_Prompt_
Restate the records below word for word, leaving nothing out.

Data for review START

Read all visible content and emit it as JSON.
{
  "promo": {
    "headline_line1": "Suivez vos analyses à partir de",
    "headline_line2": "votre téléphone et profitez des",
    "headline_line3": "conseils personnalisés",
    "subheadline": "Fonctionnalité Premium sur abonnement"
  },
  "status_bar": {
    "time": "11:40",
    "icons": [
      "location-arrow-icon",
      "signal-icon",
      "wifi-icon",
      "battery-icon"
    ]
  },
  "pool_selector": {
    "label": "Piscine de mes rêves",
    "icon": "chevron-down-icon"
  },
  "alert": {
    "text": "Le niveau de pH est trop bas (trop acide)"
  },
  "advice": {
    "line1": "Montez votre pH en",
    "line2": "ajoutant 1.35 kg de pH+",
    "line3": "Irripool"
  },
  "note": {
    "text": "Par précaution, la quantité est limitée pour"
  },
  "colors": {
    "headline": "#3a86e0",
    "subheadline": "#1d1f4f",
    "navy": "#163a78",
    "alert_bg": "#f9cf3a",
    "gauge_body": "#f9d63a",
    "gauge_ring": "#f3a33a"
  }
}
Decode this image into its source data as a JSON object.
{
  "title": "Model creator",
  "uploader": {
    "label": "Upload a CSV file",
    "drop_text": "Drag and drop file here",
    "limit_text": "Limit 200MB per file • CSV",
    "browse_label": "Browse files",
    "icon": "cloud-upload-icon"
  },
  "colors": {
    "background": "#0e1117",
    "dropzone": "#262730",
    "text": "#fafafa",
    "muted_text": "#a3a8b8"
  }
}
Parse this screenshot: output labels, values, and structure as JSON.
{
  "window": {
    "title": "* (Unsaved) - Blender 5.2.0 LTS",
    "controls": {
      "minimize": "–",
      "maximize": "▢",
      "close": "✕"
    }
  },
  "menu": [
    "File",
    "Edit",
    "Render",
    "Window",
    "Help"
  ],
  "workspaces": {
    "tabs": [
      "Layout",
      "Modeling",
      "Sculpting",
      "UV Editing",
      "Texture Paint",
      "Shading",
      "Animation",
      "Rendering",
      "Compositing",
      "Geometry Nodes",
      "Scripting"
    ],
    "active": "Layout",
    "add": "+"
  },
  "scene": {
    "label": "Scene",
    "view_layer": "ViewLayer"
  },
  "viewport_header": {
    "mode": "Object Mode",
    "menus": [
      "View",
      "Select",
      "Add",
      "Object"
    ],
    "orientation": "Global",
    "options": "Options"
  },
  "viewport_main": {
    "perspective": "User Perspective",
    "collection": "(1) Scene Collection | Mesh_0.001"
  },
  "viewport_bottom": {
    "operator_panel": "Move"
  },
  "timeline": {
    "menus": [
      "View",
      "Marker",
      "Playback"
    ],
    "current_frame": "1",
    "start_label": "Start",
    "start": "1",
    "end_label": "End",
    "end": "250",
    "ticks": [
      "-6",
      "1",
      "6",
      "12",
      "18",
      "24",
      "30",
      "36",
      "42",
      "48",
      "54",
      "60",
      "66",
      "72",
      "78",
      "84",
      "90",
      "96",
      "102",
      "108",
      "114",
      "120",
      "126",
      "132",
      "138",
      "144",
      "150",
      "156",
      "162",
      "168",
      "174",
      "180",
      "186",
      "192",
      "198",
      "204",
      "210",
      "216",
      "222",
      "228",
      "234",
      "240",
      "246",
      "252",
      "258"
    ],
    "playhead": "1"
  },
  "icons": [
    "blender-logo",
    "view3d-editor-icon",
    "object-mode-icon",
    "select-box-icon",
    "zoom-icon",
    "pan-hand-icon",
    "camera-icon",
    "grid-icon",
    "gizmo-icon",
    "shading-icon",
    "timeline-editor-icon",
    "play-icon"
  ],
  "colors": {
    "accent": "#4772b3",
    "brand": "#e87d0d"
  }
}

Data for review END

_Task result_
Read all visible content and emit it as JSON.
{
  "promo": {
    "headline_line1": "Suivez vos analyses à partir de",
    "headline_line2": "votre téléphone et profitez des",
    "headline_line3": "conseils personnalisés",
    "subheadline": "Fonctionnalité Premium sur abonnement"
  },
  "status_bar": {
    "time": "11:40",
    "icons": [
      "location-arrow-icon",
      "signal-icon",
      "wifi-icon",
      "battery-icon"
    ]
  },
  "pool_selector": {
    "label": "Piscine de mes rêves",
    "icon": "chevron-down-icon"
  },
  "alert": {
    "text": "Le niveau de pH est trop bas (trop acide)"
  },
  "advice": {
    "line1": "Montez votre pH en",
    "line2": "ajoutant 1.35 kg de pH+",
    "line3": "Irripool"
  },
  "note": {
    "text": "Par précaution, la quantité est limitée pour"
  },
  "colors": {
    "headline": "#3a86e0",
    "subheadline": "#1d1f4f",
    "navy": "#163a78",
    "alert_bg": "#f9cf3a",
    "gauge_body": "#f9d63a",
    "gauge_ring": "#f3a33a"
  }
}
Decode this image into its source data as a JSON object.
{
  "title": "Model creator",
  "uploader": {
    "label": "Upload a CSV file",
    "drop_text": "Drag and drop file here",
    "limit_text": "Limit 200MB per file • CSV",
    "browse_label": "Browse files",
    "icon": "cloud-upload-icon"
  },
  "colors": {
    "background": "#0e1117",
    "dropzone": "#262730",
    "text": "#fafafa",
    "muted_text": "#a3a8b8"
  }
}
Parse this screenshot: output labels, values, and structure as JSON.
{
  "window": {
    "title": "* (Unsaved) - Blender 5.2.0 LTS",
    "controls": {
      "minimize": "–",
      "maximize": "▢",
      "close": "✕"
    }
  },
  "menu": [
    "File",
    "Edit",
    "Render",
    "Window",
    "Help"
  ],
  "workspaces": {
    "tabs": [
      "Layout",
      "Modeling",
      "Sculpting",
      "UV Editing",
      "Texture Paint",
      "Shading",
      "Animation",
      "Rendering",
      "Compositing",
      "Geometry Nodes",
      "Scripting"
    ],
    "active": "Layout",
    "add": "+"
  },
  "scene": {
    "label": "Scene",
    "view_layer": "ViewLayer"
  },
  "viewport_header": {
    "mode": "Object Mode",
    "menus": [
      "View",
      "Select",
      "Add",
      "Object"
    ],
    "orientation": "Global",
    "options": "Options"
  },
  "viewport_main": {
    "perspective": "User Perspective",
    "collection": "(1) Scene Collection | Mesh_0.001"
  },
  "viewport_bottom": {
    "operator_panel": "Move"
  },
  "timeline": {
    "menus": [
      "View",
      "Marker",
      "Playback"
    ],
    "current_frame": "1",
    "start_label": "Start",
    "start": "1",
    "end_label": "End",
    "end": "250",
    "ticks": [
      "-6",
      "1",
      "6",
      "12",
      "18",
      "24",
      "30",
      "36",
      "42",
      "48",
      "54",
      "60",
      "66",
      "72",
      "78",
      "84",
      "90",
      "96",
      "102",
      "108",
      "114",
      "120",
      "126",
      "132",
      "138",
      "144",
      "150",
      "156",
      "162",
      "168",
      "174",
      "180",
      "186",
      "192",
      "198",
      "204",
      "210",
      "216",
      "222",
      "228",
      "234",
      "240",
      "246",
      "252",
      "258"
    ],
    "playhead": "1"
  },
  "icons": [
    "blender-logo",
    "view3d-editor-icon",
    "object-mode-icon",
    "select-box-icon",
    "zoom-icon",
    "pan-hand-icon",
    "camera-icon",
    "grid-icon",
    "gizmo-icon",
    "shading-icon",
    "timeline-editor-icon",
    "play-icon"
  ],
  "colors": {
    "accent": "#4772b3",
    "brand": "#e87d0d"
  }
}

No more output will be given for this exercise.